=== THE TASK ===
An exact copy of every record is the required answer.

# # # #

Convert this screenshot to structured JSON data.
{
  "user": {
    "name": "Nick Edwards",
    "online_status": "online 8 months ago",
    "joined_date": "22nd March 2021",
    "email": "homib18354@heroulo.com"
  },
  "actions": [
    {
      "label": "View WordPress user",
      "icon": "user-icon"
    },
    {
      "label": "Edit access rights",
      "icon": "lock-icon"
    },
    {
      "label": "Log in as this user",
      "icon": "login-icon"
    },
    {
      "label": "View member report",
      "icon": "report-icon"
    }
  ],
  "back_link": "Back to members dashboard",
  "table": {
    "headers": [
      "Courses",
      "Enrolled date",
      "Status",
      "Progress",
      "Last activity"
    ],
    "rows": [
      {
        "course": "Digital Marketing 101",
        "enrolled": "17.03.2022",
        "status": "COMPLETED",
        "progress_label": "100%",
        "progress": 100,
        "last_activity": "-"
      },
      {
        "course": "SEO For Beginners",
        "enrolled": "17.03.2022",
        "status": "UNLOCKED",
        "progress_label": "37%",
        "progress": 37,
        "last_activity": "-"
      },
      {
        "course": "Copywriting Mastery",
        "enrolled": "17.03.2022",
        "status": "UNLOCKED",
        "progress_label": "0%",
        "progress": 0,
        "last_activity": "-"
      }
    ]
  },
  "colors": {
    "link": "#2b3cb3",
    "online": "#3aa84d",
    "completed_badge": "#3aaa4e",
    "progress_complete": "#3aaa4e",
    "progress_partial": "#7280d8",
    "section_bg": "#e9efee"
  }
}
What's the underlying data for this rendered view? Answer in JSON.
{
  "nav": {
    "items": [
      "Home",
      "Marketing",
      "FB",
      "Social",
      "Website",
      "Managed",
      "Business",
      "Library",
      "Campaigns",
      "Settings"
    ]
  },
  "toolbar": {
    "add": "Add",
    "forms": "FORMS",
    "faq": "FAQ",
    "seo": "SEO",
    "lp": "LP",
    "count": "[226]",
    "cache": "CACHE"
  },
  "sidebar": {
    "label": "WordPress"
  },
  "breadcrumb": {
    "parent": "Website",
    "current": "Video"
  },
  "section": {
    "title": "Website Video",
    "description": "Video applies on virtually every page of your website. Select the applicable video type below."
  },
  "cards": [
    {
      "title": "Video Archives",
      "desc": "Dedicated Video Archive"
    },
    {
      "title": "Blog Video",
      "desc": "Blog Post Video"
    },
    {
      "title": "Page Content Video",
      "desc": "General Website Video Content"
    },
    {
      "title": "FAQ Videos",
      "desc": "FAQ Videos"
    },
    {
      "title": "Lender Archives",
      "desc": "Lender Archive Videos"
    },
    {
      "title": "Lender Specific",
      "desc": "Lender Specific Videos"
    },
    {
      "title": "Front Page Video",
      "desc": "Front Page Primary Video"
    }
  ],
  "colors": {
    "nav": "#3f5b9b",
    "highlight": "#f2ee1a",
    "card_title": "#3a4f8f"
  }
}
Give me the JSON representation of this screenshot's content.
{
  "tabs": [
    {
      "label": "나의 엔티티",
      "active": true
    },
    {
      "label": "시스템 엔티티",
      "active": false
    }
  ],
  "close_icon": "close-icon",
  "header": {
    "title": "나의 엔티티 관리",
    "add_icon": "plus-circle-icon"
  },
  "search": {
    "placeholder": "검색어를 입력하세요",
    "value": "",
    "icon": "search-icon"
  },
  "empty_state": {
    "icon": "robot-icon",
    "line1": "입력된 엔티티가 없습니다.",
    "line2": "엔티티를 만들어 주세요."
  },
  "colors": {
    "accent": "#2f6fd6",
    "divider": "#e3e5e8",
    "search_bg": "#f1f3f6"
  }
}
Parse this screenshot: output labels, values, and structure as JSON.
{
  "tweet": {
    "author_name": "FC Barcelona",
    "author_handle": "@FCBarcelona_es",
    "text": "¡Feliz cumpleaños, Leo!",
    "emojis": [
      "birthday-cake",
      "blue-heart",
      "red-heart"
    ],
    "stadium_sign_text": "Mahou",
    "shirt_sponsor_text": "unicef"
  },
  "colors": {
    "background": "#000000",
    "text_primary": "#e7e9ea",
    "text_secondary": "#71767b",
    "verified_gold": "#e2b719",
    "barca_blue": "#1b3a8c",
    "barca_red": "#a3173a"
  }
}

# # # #

=== ANSWER SECTION ===
Convert this screenshot to structured JSON data.
{
  "user": {
    "name": "Nick Edwards",
    "online_status": "online 8 months ago",
    "joined_date": "22nd March 2021",
    "email": "homib18354@heroulo.com"
  },
  "actions": [
    {
      "label": "View WordPress user",
      "icon": "user-icon"
    },
    {
      "label": "Edit access rights",
      "icon": "lock-icon"
    },
    {
      "label": "Log in as this user",
      "icon": "login-icon"
    },
    {
      "label": "View member report",
      "icon": "report-icon"
    }
  ],
  "back_link": "Back to members dashboard",
  "table": {
    "headers": [
      "Courses",
      "Enrolled date",
      "Status",
      "Progress",
      "Last activity"
    ],
    "rows": [
      {
        "course": "Digital Marketing 101",
        "enrolled": "17.03.2022",
        "status": "COMPLETED",
        "progress_label": "100%",
        "progress": 100,
        "last_activity": "-"
      },
      {
        "course": "SEO For Beginners",
        "enrolled": "17.03.2022",
        "status": "UNLOCKED",
        "progress_label": "37%",
        "progress": 37,
        "last_activity": "-"
      },
      {
        "course": "Copywriting Mastery",
        "enrolled": "17.03.2022",
        "status": "UNLOCKED",
        "progress_label": "0%",
        "progress": 0,
        "last_activity": "-"
      }
    ]
  },
  "colors": {
    "link": "#2b3cb3",
    "online": "#3aa84d",
    "completed_badge": "#3aaa4e",
    "progress_complete": "#3aaa4e",
    "progress_partial": "#7280d8",
    "section_bg": "#e9efee"
  }
}
What's the underlying data for this rendered view? Answer in JSON.
{
  "nav": {
    "items": [
      "Home",
      "Marketing",
      "FB",
      "Social",
      "Website",
      "Managed",
      "Business",
      "Library",
      "Campaigns",
      "Settings"
    ]
  },
  "toolbar": {
    "add": "Add",
    "forms": "FORMS",
    "faq": "FAQ",
    "seo": "SEO",
    "lp": "LP",
    "count": "[226]",
    "cache": "CACHE"
  },
  "sidebar": {
    "label": "WordPress"
  },
  "breadcrumb": {
    "parent": "Website",
    "current": "Video"
  },
  "section": {
    "title": "Website Video",
    "description": "Video applies on virtually every page of your website. Select the applicable video type below."
  },
  "cards": [
    {
      "title": "Video Archives",
      "desc": "Dedicated Video Archive"
    },
    {
      "title": "Blog Video",
      "desc": "Blog Post Video"
    },
    {
      "title": "Page Content Video",
      "desc": "General Website Video Content"
    },
    {
      "title": "FAQ Videos",
      "desc": "FAQ Videos"
    },
    {
      "title": "Lender Archives",
      "desc": "Lender Archive Videos"
    },
    {
      "title": "Lender Specific",
      "desc": "Lender Specific Videos"
    },
    {
      "title": "Front Page Video",
      "desc": "Front Page Primary Video"
    }
  ],
  "colors": {
    "nav": "#3f5b9b",
    "highlight": "#f2ee1a",
    "card_title": "#3a4f8f"
  }
}
Give me the JSON representation of this screenshot's content.
{
  "tabs": [
    {
      "label": "나의 엔티티",
      "active": true
    },
    {
      "label": "시스템 엔티티",
      "active": false
    }
  ],
  "close_icon": "close-icon",
  "header": {
    "title": "나의 엔티티 관리",
    "add_icon": "plus-circle-icon"
  },
  "search": {
    "placeholder": "검색어를 입력하세요",
    "value": "",
    "icon": "search-icon"
  },
  "empty_state": {
    "icon": "robot-icon",
    "line1": "입력된 엔티티가 없습니다.",
    "line2": "엔티티를 만들어 주세요."
  },
  "colors": {
    "accent": "#2f6fd6",
    "divider": "#e3e5e8",
    "search_bg": "#f1f3f6"
  }
}
Parse this screenshot: output labels, values, and structure as JSON.
{
  "tweet": {
    "author_name": "FC Barcelona",
    "author_handle": "@FCBarcelona_es",
    "text": "¡Feliz cumpleaños, Leo!",
    "emojis": [
      "birthday-cake",
      "blue-heart",
      "red-heart"
    ],
    "stadium_sign_text": "Mahou",
    "shirt_sponsor_text": "unicef"
  },
  "colors": {
    "background": "#000000",
    "text_primary": "#e7e9ea",
    "text_secondary": "#71767b",
    "verified_gold": "#e2b719",
    "barca_blue": "#1b3a8c",
    "barca_red": "#a3173a"
  }
}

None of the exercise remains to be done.